I'm referring here to Longevity. While there is much talk of real-time analysis, some data actually gains significance as time passes. The trick here is keeping it around long enough to have it when needed, yet instantly accessible to satisfy the eventual moment. Analysis of social media will instantly tell you if people like your product today, but what if you want more detail? You could implement some sensors and collect time-series or geospatial data, which will certainly give you more about the specific conditions of usage during incidents. But what if we're talking a lot of products with a lot of sensors over a long period of time? And what if you don't know the actual questions that will matter in a year, five years, or 20 years?
This is where Longevity comes in, and it's not merely a storage pricing issue, where cost per TB is all that matters. Nor is it as simple as dumping everything into an ever growing data lake (or data ocean perhaps). Ultimately economics will determine what can be kept.

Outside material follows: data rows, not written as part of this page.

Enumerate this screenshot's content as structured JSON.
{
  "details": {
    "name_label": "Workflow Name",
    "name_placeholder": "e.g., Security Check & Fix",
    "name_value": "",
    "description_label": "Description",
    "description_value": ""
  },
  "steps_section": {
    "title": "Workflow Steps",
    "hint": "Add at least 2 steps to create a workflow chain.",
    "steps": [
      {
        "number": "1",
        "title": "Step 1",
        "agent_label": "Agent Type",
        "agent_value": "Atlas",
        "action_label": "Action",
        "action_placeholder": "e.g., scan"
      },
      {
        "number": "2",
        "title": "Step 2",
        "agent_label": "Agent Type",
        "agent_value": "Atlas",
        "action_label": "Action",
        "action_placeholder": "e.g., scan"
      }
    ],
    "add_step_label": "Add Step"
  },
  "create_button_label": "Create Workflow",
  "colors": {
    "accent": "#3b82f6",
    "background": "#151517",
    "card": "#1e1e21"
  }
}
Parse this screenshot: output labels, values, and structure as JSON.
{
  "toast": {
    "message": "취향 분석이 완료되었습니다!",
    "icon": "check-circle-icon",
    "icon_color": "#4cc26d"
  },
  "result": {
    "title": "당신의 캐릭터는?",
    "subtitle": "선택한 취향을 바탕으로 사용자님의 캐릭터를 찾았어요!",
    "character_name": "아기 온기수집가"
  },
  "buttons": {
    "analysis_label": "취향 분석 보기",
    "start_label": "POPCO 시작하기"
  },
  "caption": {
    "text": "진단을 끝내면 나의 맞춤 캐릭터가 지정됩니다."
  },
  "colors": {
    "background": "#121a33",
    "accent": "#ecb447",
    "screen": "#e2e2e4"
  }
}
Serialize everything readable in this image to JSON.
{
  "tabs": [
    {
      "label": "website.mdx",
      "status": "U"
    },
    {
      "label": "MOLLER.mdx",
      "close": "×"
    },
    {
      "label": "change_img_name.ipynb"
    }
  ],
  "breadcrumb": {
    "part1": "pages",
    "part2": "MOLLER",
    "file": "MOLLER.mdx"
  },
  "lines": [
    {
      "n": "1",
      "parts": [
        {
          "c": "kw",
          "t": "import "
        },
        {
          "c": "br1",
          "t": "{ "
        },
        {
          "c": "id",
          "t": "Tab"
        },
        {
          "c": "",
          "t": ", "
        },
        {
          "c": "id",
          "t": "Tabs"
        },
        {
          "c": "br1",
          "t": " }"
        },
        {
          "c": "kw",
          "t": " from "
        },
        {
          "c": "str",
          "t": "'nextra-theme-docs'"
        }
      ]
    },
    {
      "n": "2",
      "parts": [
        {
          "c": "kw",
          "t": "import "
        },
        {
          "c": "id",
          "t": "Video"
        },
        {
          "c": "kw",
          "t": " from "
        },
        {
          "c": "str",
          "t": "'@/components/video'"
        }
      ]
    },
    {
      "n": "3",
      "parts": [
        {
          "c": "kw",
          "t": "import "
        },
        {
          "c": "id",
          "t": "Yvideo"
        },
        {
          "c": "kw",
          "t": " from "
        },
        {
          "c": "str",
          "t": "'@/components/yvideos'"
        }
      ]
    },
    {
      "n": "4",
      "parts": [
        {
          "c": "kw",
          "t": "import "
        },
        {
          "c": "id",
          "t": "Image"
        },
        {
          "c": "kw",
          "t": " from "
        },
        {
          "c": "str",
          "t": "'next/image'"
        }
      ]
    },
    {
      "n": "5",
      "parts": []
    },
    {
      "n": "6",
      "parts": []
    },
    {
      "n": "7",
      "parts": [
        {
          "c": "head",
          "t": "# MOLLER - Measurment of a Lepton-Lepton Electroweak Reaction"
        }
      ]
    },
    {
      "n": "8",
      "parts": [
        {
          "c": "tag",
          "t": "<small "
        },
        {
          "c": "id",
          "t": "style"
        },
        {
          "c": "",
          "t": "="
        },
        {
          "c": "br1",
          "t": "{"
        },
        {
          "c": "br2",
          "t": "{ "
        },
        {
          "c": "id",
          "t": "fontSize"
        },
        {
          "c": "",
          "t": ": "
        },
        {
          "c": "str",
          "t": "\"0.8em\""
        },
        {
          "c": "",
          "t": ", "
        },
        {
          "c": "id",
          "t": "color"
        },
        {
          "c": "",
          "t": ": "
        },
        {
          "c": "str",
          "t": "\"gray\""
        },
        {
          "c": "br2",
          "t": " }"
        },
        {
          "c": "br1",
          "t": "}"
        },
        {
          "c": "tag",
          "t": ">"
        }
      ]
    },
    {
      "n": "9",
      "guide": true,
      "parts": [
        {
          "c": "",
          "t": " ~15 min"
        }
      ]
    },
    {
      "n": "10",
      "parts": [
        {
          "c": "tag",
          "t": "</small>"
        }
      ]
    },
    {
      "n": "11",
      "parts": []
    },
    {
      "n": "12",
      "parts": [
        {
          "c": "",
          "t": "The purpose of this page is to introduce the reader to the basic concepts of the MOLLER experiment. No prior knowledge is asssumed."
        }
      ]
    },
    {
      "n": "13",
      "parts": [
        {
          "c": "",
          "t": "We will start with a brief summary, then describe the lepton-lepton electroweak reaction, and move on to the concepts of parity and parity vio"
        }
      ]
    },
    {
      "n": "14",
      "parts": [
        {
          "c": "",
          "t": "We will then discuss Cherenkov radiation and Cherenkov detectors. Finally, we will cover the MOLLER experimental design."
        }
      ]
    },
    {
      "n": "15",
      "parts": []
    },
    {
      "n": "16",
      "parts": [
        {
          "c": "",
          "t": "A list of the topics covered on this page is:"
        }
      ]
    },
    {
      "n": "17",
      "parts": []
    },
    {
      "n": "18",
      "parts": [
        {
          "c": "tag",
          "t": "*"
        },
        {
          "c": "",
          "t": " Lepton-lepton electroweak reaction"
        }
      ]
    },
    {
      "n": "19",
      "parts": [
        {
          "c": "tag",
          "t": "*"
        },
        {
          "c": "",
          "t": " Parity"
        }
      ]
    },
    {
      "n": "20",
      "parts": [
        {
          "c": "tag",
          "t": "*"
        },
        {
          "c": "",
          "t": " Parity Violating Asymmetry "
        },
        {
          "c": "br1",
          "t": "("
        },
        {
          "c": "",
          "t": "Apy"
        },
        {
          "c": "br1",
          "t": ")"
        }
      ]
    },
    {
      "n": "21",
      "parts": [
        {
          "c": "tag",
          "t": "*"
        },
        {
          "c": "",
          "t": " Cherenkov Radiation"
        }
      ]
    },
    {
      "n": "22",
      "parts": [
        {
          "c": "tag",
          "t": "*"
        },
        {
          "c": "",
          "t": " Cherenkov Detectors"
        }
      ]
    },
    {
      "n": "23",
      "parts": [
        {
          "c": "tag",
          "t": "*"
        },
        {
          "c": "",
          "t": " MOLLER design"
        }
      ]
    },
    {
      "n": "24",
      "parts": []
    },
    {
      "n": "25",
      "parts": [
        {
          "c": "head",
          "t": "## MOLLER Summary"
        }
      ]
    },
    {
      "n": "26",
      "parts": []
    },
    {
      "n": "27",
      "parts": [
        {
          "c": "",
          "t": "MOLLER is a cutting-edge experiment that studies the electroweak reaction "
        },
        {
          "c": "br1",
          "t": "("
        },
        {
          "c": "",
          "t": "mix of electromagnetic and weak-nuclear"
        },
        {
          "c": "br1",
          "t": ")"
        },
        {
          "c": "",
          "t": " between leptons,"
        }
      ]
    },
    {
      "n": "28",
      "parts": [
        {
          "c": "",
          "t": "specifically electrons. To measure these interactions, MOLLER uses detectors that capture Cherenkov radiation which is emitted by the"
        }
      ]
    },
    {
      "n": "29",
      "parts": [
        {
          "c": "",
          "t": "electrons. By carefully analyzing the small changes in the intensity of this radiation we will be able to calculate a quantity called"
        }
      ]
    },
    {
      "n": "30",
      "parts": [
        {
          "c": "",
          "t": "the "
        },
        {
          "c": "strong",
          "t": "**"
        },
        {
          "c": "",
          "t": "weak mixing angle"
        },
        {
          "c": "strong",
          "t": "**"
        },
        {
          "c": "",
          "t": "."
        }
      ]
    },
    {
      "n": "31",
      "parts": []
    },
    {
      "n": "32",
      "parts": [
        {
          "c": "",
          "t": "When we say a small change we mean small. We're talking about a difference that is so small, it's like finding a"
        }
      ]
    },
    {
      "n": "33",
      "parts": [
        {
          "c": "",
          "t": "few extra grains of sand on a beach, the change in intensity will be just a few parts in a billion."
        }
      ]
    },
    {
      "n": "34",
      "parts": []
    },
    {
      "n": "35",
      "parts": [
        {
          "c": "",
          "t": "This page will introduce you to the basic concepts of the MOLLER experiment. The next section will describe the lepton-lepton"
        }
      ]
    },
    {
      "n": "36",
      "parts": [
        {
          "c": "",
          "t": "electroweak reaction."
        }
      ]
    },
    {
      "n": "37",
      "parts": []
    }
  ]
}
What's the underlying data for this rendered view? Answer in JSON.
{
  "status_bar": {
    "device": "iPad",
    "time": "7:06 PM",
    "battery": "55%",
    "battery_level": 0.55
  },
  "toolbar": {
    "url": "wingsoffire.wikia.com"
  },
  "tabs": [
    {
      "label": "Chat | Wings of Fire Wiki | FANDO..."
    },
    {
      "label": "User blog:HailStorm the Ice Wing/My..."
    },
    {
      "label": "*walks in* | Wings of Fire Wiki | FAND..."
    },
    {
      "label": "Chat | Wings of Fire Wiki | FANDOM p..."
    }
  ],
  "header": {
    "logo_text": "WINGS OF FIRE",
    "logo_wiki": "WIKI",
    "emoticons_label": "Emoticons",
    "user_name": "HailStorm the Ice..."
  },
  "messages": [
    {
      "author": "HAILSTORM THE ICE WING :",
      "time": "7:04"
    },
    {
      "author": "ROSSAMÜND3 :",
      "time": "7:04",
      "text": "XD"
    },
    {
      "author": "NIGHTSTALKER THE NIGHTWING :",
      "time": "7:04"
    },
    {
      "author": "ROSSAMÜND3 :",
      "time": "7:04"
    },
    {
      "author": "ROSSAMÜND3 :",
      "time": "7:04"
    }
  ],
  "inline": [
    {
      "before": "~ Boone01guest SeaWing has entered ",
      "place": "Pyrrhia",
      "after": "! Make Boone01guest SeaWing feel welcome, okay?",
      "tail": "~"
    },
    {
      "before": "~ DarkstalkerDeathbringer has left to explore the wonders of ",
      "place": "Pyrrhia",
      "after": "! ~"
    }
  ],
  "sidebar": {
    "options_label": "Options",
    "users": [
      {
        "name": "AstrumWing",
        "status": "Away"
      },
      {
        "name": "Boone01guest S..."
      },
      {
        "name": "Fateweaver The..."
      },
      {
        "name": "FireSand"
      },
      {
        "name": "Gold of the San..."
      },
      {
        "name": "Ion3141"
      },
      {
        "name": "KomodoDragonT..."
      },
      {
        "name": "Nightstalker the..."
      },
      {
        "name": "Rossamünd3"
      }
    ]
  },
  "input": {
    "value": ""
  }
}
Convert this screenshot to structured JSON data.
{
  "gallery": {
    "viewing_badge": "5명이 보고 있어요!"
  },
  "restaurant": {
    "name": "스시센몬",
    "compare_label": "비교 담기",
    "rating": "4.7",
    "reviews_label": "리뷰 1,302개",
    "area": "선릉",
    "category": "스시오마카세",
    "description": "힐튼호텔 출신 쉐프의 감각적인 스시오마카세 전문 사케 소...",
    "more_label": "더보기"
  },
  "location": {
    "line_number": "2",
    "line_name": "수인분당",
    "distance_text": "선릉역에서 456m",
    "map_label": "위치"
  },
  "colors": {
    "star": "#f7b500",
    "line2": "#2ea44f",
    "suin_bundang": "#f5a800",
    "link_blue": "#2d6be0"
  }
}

Yet more than a simple cost calculation or massive data consolidation, longevity is about the value of the sum total of knowledge for any specified era, and about assuring it can be found quickly enough on demand.This is a long-game topic, but for particular use cases it'll be critical. Think of aircraft engine service records, longitudinal health studies, or geological remote sensing data. These aren't point-in-time areas, and the Internet of Things is going to cause an exponential explosion in this kind of data.
I look forward to looking backward many years later and seeing the success of vendors that are building for these scenarios.
Tip of the hat to Peaxy here.